__Task statement__
Count every line in the entries below that contains the word "JSON", and give only that number.

__Provided records__
┄┄┄┄┄┄┄┄┄┄┄┄┄┄┄┄┄┄┄┄
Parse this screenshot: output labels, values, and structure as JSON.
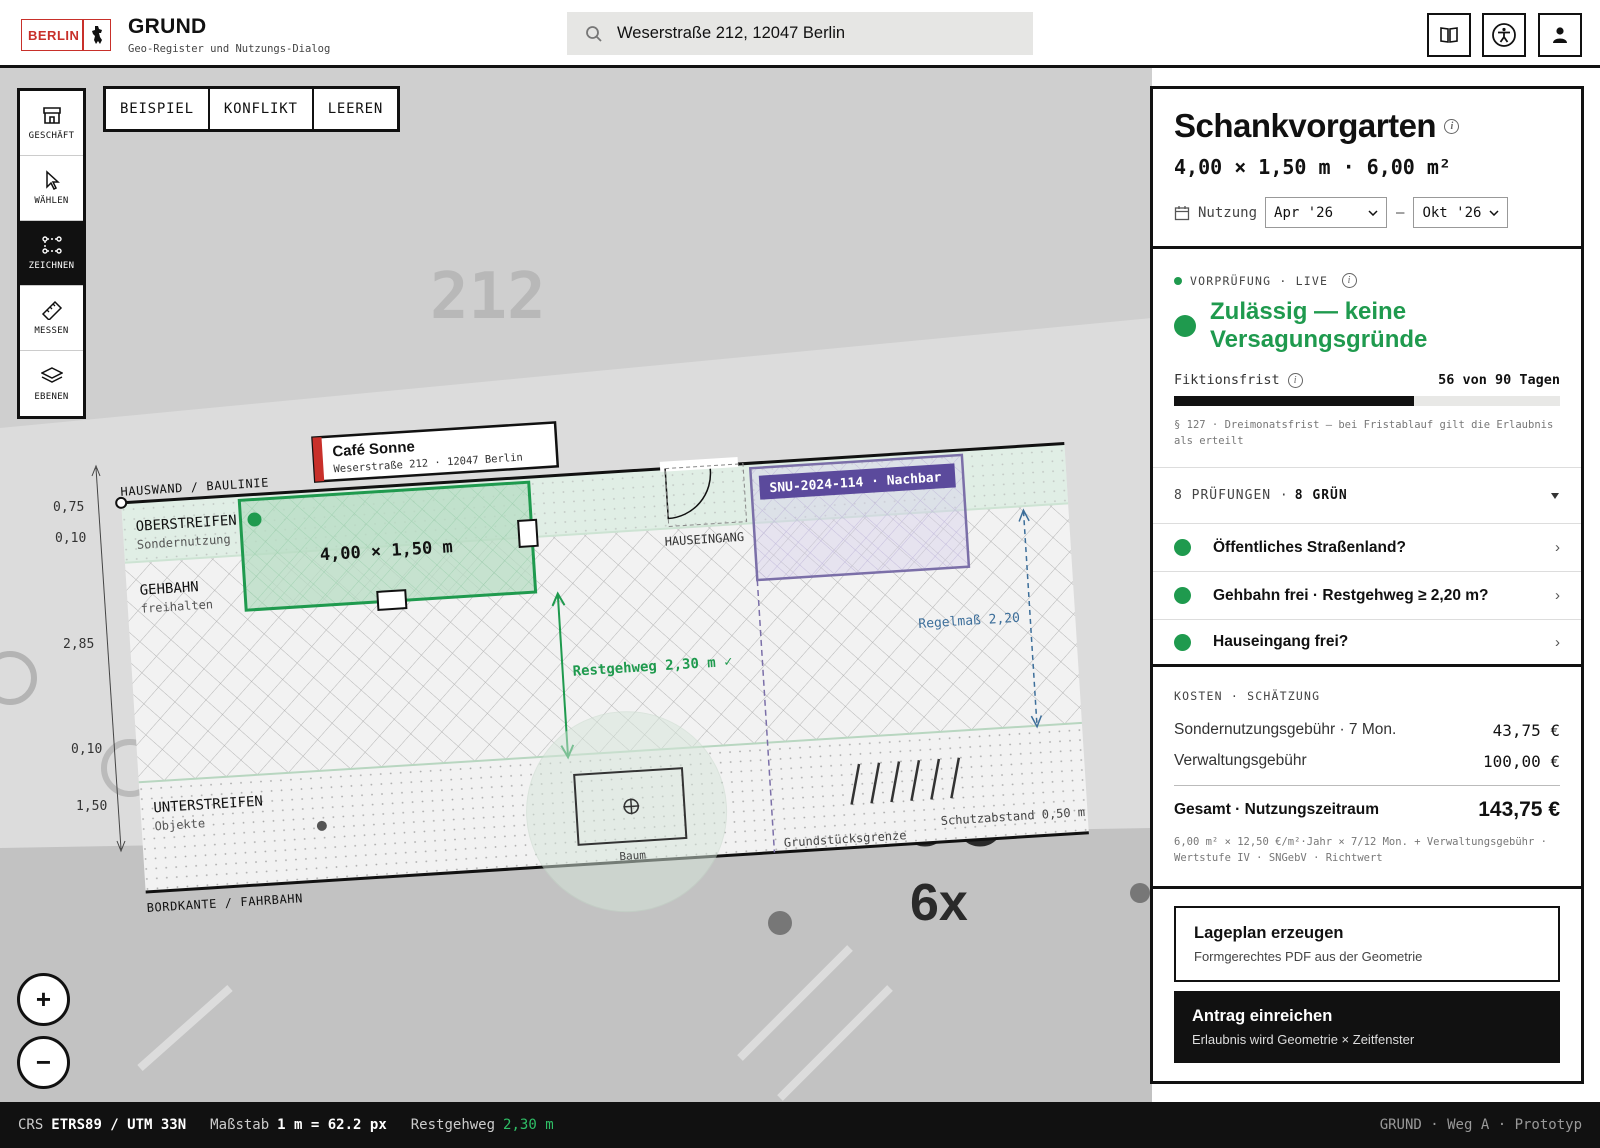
{
  "header": {
    "logo_text": "BERLIN",
    "title": "GRUND",
    "subtitle": "Geo-Register und Nutzungs-Dialog",
    "search_value": "Weserstraße 212, 12047 Berlin",
    "icons": [
      "book-icon",
      "accessibility-icon",
      "user-icon"
    ]
  },
  "tools": [
    {
      "label": "GESCHÄFT",
      "icon": "shop-icon"
    },
    {
      "label": "WÄHLEN",
      "icon": "cursor-icon"
    },
    {
      "label": "ZEICHNEN",
      "icon": "draw-icon",
      "active": true
    },
    {
      "label": "MESSEN",
      "icon": "ruler-icon"
    },
    {
      "label": "EBENEN",
      "icon": "layers-icon"
    }
  ],
  "scenarios": [
    "BEISPIEL",
    "KONFLIKT",
    "LEEREN"
  ],
  "map": {
    "house_number": "212",
    "shop_name": "Café Sonne",
    "shop_address": "Weserstraße 212 · 12047 Berlin",
    "label_wall": "HAUSWAND / BAULINIE",
    "label_curb": "BORDKANTE / FAHRBAHN",
    "label_upper": "OBERSTREIFEN",
    "label_upper_sub": "Sondernutzung",
    "label_walk": "GEHBAHN",
    "label_walk_sub": "freihalten",
    "label_lower": "UNTERSTREIFEN",
    "label_lower_sub": "Objekte",
    "area_dims": "4,00 × 1,50 m",
    "entrance": "HAUSEINGANG",
    "neighbor": "SNU-2024-114 · Nachbar",
    "rest_path": "Restgehweg 2,30 m ✓",
    "regular": "Regelmaß 2,20",
    "tree": "Baum",
    "lot_line": "Grundstücksgrenze",
    "safety": "Schutzabstand 0,50 m",
    "road_marking": "6x",
    "dims": [
      "0,75",
      "0,10",
      "2,85",
      "0,10",
      "1,50"
    ]
  },
  "panel": {
    "title": "Schankvorgarten",
    "dims": "4,00 × 1,50 m · 6,00 m²",
    "usage_label": "Nutzung",
    "from": "Apr '26",
    "dash": "–",
    "to": "Okt '26",
    "status_kicker": "VORPRÜFUNG · LIVE",
    "status_headline": "Zulässig — keine Versagungsgründe",
    "deadline_label": "Fiktionsfrist",
    "deadline_value": "56 von 90 Tagen",
    "deadline_progress": 0.622,
    "deadline_note": "§ 127 · Dreimonatsfrist — bei Fristablauf gilt die Erlaubnis als erteilt",
    "checks_summary_a": "8 PRÜFUNGEN · ",
    "checks_summary_b": "8 GRÜN",
    "checks": [
      "Öffentliches Straßenland?",
      "Gehbahn frei · Restgehweg ≥ 2,20 m?",
      "Hauseingang frei?"
    ],
    "cost_kicker": "KOSTEN · SCHÄTZUNG",
    "cost_rows": [
      {
        "label": "Sondernutzungsgebühr · 7 Mon.",
        "value": "43,75 €"
      },
      {
        "label": "Verwaltungsgebühr",
        "value": "100,00 €"
      }
    ],
    "total_label": "Gesamt · Nutzungszeitraum",
    "total_value": "143,75 €",
    "cost_note": "6,00 m² × 12,50 €/m²·Jahr × 7/12 Mon. + Verwaltungsgebühr · Wertstufe IV · SNGebV · Richtwert",
    "btn1_title": "Lageplan erzeugen",
    "btn1_sub": "Formgerechtes PDF aus der Geometrie",
    "btn2_title": "Antrag einreichen",
    "btn2_sub": "Erlaubnis wird Geometrie × Zeitfenster"
  },
  "footer": {
    "crs_label": "CRS",
    "crs_value": "ETRS89 / UTM 33N",
    "scale_label": "Maßstab",
    "scale_value": "1 m = 62.2 px",
    "rest_label": "Restgehweg",
    "rest_value": "2,30 m",
    "right": "GRUND · Weg A · Prototyp"
  },
  "colors": {
    "accent_green": "#1f9a4e",
    "berlin_red": "#c8302a",
    "neighbor_purple": "#5b4a9c"
  }
}
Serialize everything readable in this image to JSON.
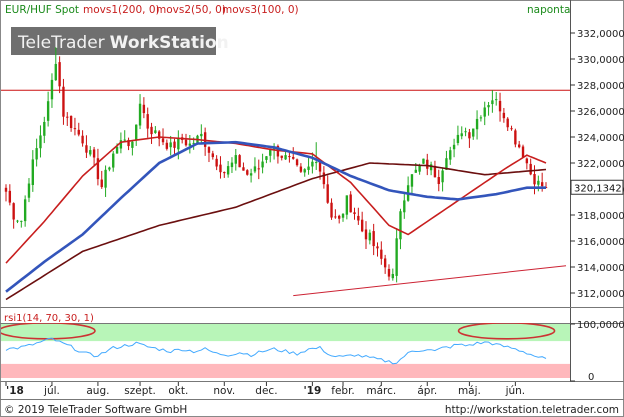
{
  "header": {
    "instrument": "EUR/HUF Spot",
    "indicators": [
      "movs1(200, 0)",
      "movs2(50, 0)",
      "movs3(100, 0)"
    ],
    "period": "naponta"
  },
  "watermark": {
    "brand_light": "TeleTrader",
    "brand_bold": "WorkStation"
  },
  "footer": {
    "copyright": "© 2019 TeleTrader Software GmbH",
    "url": "http://workstation.teletrader.com"
  },
  "colors": {
    "bull": "#22aa22",
    "bear": "#cc1111",
    "ma200": "#6b0f0f",
    "ma50": "#c81e1e",
    "ma100": "#3355bb",
    "trendline": "#cc2233",
    "rsi_line": "#44aaff",
    "overbought_band": "#b8f5b8",
    "oversold_band": "#ffb8bc",
    "ellipse": "#cc3333"
  },
  "chart_data": [
    {
      "type": "candlestick",
      "title": "EUR/HUF Spot",
      "period": "naponta",
      "yaxis_side": "right",
      "ylim": [
        311,
        333
      ],
      "yticks": [
        "332,0000",
        "330,0000",
        "328,0000",
        "326,0000",
        "324,0000",
        "322,0000",
        "320,0000",
        "318,0000",
        "316,0000",
        "314,0000",
        "312,0000"
      ],
      "ytick_values": [
        332,
        330,
        328,
        326,
        324,
        322,
        320,
        318,
        316,
        314,
        312
      ],
      "last_value": 320.1342,
      "last_value_label": "320,1342",
      "x_months": [
        "'18",
        "júl.",
        "aug.",
        "szept.",
        "okt.",
        "nov.",
        "dec.",
        "'19",
        "febr.",
        "márc.",
        "ápr.",
        "máj.",
        "jún."
      ],
      "x_month_index": [
        0,
        12,
        24,
        35,
        45,
        57,
        68,
        80,
        88,
        98,
        110,
        121,
        133
      ],
      "n_sessions": 142,
      "price_anchors": [
        [
          0,
          319.8
        ],
        [
          2,
          318.0
        ],
        [
          4,
          317.6
        ],
        [
          6,
          320.8
        ],
        [
          9,
          324.2
        ],
        [
          11,
          326.5
        ],
        [
          13,
          330.0
        ],
        [
          15,
          325.8
        ],
        [
          18,
          324.6
        ],
        [
          20,
          323.8
        ],
        [
          23,
          322.0
        ],
        [
          25,
          320.2
        ],
        [
          28,
          322.8
        ],
        [
          31,
          324.0
        ],
        [
          33,
          323.2
        ],
        [
          35,
          326.8
        ],
        [
          37,
          324.8
        ],
        [
          40,
          324.0
        ],
        [
          43,
          323.2
        ],
        [
          46,
          323.8
        ],
        [
          48,
          323.4
        ],
        [
          51,
          324.1
        ],
        [
          54,
          322.5
        ],
        [
          57,
          321.3
        ],
        [
          60,
          322.2
        ],
        [
          63,
          321.1
        ],
        [
          66,
          321.6
        ],
        [
          69,
          323.3
        ],
        [
          72,
          322.6
        ],
        [
          75,
          321.9
        ],
        [
          77,
          321.0
        ],
        [
          79,
          321.6
        ],
        [
          81,
          322.5
        ],
        [
          83,
          320.5
        ],
        [
          85,
          317.9
        ],
        [
          87,
          317.5
        ],
        [
          89,
          319.1
        ],
        [
          91,
          318.2
        ],
        [
          93,
          316.8
        ],
        [
          95,
          316.2
        ],
        [
          97,
          315.1
        ],
        [
          99,
          314.0
        ],
        [
          101,
          313.2
        ],
        [
          103,
          318.5
        ],
        [
          105,
          320.6
        ],
        [
          107,
          321.3
        ],
        [
          109,
          322.0
        ],
        [
          111,
          321.6
        ],
        [
          113,
          320.8
        ],
        [
          115,
          322.8
        ],
        [
          117,
          323.1
        ],
        [
          119,
          324.6
        ],
        [
          121,
          324.3
        ],
        [
          123,
          325.4
        ],
        [
          125,
          326.4
        ],
        [
          127,
          327.0
        ],
        [
          129,
          326.3
        ],
        [
          131,
          325.2
        ],
        [
          133,
          323.8
        ],
        [
          135,
          322.8
        ],
        [
          137,
          321.2
        ],
        [
          139,
          320.4
        ],
        [
          141,
          320.13
        ]
      ],
      "spike_highs": [
        [
          13,
          330.9
        ],
        [
          35,
          327.3
        ],
        [
          81,
          323.6
        ],
        [
          127,
          327.6
        ]
      ],
      "series": [
        {
          "name": "movs1(200, 0)",
          "type": "line",
          "points": [
            [
              0,
              311.5
            ],
            [
              20,
              315.2
            ],
            [
              40,
              317.2
            ],
            [
              60,
              318.6
            ],
            [
              80,
              320.8
            ],
            [
              95,
              322.0
            ],
            [
              110,
              321.8
            ],
            [
              125,
              321.1
            ],
            [
              141,
              321.5
            ]
          ]
        },
        {
          "name": "movs2(50, 0)",
          "type": "line",
          "points": [
            [
              0,
              314.3
            ],
            [
              10,
              317.5
            ],
            [
              20,
              321.0
            ],
            [
              30,
              323.6
            ],
            [
              40,
              324.0
            ],
            [
              50,
              323.8
            ],
            [
              60,
              323.5
            ],
            [
              70,
              323.0
            ],
            [
              80,
              322.7
            ],
            [
              90,
              320.5
            ],
            [
              100,
              317.2
            ],
            [
              105,
              316.5
            ],
            [
              110,
              317.5
            ],
            [
              120,
              319.5
            ],
            [
              130,
              321.5
            ],
            [
              136,
              322.6
            ],
            [
              141,
              322.0
            ]
          ]
        },
        {
          "name": "movs3(100, 0)",
          "type": "line",
          "points": [
            [
              0,
              312.1
            ],
            [
              10,
              314.4
            ],
            [
              20,
              316.5
            ],
            [
              30,
              319.3
            ],
            [
              40,
              322.0
            ],
            [
              50,
              323.5
            ],
            [
              60,
              323.6
            ],
            [
              70,
              323.2
            ],
            [
              80,
              322.4
            ],
            [
              90,
              321.0
            ],
            [
              100,
              319.9
            ],
            [
              110,
              319.4
            ],
            [
              118,
              319.2
            ],
            [
              128,
              319.6
            ],
            [
              136,
              320.1
            ],
            [
              141,
              320.1
            ]
          ]
        }
      ],
      "horizontal_lines": [
        327.6
      ],
      "trendline": {
        "from": [
          75,
          311.8
        ],
        "to": [
          141,
          314.1
        ]
      }
    },
    {
      "type": "line",
      "title": "rsi1(14, 70, 30, 1)",
      "yaxis_side": "right",
      "ylim": [
        0,
        100
      ],
      "yticks": [
        "100,0000",
        "0"
      ],
      "ytick_values": [
        100,
        0
      ],
      "bands": [
        {
          "from": 70,
          "to": 100,
          "color": "overbought"
        },
        {
          "from": 0,
          "to": 30,
          "color": "oversold"
        }
      ],
      "rsi_anchors": [
        [
          0,
          56
        ],
        [
          3,
          58
        ],
        [
          6,
          62
        ],
        [
          9,
          68
        ],
        [
          12,
          74
        ],
        [
          14,
          68
        ],
        [
          17,
          60
        ],
        [
          20,
          50
        ],
        [
          23,
          44
        ],
        [
          25,
          48
        ],
        [
          28,
          58
        ],
        [
          31,
          62
        ],
        [
          34,
          66
        ],
        [
          37,
          60
        ],
        [
          40,
          56
        ],
        [
          43,
          52
        ],
        [
          46,
          56
        ],
        [
          49,
          52
        ],
        [
          52,
          56
        ],
        [
          55,
          48
        ],
        [
          58,
          46
        ],
        [
          61,
          50
        ],
        [
          64,
          46
        ],
        [
          67,
          52
        ],
        [
          70,
          56
        ],
        [
          73,
          52
        ],
        [
          76,
          48
        ],
        [
          79,
          56
        ],
        [
          82,
          58
        ],
        [
          85,
          44
        ],
        [
          88,
          42
        ],
        [
          91,
          46
        ],
        [
          94,
          42
        ],
        [
          97,
          38
        ],
        [
          100,
          34
        ],
        [
          102,
          32
        ],
        [
          104,
          44
        ],
        [
          106,
          52
        ],
        [
          108,
          54
        ],
        [
          110,
          56
        ],
        [
          112,
          52
        ],
        [
          114,
          58
        ],
        [
          116,
          60
        ],
        [
          118,
          64
        ],
        [
          120,
          62
        ],
        [
          123,
          66
        ],
        [
          126,
          68
        ],
        [
          129,
          62
        ],
        [
          132,
          58
        ],
        [
          135,
          52
        ],
        [
          138,
          44
        ],
        [
          141,
          38
        ]
      ],
      "highlight_ellipses": [
        {
          "center_x": 6,
          "center_rsi": 88
        },
        {
          "center_x": 126,
          "center_rsi": 88
        }
      ]
    }
  ]
}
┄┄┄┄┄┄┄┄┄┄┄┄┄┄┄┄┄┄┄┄
__Your solution__
2